[Component data from apps and pages]
[Start of Attachment]

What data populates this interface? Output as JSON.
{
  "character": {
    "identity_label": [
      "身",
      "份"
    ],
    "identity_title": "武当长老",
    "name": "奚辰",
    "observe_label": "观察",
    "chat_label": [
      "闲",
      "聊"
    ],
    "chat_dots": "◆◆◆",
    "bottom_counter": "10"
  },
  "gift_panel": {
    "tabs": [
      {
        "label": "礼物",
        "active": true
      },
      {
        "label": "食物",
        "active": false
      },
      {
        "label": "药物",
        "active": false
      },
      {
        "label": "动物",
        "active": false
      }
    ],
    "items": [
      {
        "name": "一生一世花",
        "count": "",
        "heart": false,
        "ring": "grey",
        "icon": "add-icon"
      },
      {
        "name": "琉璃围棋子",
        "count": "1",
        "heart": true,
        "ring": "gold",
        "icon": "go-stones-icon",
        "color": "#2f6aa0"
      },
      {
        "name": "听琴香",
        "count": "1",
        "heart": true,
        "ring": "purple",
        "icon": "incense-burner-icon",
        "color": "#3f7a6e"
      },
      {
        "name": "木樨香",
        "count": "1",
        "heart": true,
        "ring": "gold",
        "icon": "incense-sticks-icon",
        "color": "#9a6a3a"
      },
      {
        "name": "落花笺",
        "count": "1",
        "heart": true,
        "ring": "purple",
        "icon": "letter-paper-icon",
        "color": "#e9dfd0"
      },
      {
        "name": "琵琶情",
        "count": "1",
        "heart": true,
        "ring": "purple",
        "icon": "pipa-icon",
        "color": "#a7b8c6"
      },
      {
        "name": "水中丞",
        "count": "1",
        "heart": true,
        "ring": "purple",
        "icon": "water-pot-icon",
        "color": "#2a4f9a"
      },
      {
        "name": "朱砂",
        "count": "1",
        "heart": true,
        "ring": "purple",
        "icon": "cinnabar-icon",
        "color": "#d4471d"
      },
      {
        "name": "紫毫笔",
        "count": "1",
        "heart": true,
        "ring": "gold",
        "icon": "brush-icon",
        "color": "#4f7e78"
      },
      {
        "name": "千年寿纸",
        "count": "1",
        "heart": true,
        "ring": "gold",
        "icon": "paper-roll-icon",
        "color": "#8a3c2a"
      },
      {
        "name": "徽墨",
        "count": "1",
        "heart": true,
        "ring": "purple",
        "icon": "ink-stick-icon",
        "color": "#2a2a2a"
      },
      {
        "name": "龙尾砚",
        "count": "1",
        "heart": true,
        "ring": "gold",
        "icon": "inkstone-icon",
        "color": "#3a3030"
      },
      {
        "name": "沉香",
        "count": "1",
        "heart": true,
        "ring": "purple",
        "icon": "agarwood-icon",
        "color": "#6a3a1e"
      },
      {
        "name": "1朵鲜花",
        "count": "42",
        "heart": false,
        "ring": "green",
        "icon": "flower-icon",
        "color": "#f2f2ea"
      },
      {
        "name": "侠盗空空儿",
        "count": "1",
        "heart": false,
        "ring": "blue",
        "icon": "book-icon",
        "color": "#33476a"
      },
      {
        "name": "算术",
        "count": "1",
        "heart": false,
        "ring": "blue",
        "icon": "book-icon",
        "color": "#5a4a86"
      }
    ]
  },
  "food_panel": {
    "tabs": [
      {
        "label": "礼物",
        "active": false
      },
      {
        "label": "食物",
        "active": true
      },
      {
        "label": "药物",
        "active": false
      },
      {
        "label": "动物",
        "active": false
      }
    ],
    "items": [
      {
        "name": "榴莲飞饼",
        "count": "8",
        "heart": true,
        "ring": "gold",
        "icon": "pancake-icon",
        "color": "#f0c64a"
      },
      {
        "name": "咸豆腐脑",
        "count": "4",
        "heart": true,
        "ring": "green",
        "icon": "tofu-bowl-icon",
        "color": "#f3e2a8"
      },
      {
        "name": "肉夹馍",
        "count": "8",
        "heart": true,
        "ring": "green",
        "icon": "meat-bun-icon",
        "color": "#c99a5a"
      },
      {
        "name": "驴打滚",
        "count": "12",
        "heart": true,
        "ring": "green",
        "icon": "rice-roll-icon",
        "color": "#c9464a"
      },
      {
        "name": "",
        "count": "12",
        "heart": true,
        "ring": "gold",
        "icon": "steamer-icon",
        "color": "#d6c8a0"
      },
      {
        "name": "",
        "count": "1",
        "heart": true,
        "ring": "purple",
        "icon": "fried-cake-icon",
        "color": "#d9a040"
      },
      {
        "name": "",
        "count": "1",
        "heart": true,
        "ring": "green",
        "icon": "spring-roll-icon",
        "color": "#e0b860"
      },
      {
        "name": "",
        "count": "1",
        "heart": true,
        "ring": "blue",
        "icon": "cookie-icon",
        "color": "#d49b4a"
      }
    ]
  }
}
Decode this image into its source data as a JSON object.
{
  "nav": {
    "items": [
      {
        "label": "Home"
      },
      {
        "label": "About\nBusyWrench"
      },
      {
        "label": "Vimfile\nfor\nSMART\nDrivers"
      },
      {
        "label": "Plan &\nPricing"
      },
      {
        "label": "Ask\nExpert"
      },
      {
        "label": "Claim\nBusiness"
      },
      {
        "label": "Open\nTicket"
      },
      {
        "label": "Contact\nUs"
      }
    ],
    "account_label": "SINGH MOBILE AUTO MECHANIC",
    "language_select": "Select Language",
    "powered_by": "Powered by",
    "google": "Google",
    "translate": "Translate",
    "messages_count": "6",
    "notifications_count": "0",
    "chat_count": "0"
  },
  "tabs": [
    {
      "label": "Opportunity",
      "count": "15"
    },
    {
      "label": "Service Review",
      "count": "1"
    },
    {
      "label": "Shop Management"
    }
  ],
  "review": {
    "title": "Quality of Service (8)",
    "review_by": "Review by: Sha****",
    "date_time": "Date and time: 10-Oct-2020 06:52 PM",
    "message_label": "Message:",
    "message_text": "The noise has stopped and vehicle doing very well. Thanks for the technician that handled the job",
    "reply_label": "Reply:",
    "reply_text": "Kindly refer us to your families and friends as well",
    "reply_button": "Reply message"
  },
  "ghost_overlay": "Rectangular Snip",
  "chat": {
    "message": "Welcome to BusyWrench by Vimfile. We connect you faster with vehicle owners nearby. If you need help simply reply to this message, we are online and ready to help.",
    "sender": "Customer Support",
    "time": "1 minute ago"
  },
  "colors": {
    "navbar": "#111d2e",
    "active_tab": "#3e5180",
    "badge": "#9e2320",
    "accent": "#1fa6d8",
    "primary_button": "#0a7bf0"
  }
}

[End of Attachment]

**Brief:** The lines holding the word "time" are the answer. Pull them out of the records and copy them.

**Result below:**
    "date_time": "Date and time: 10-Oct-2020 06:52 PM",
    "time": "1 minute ago"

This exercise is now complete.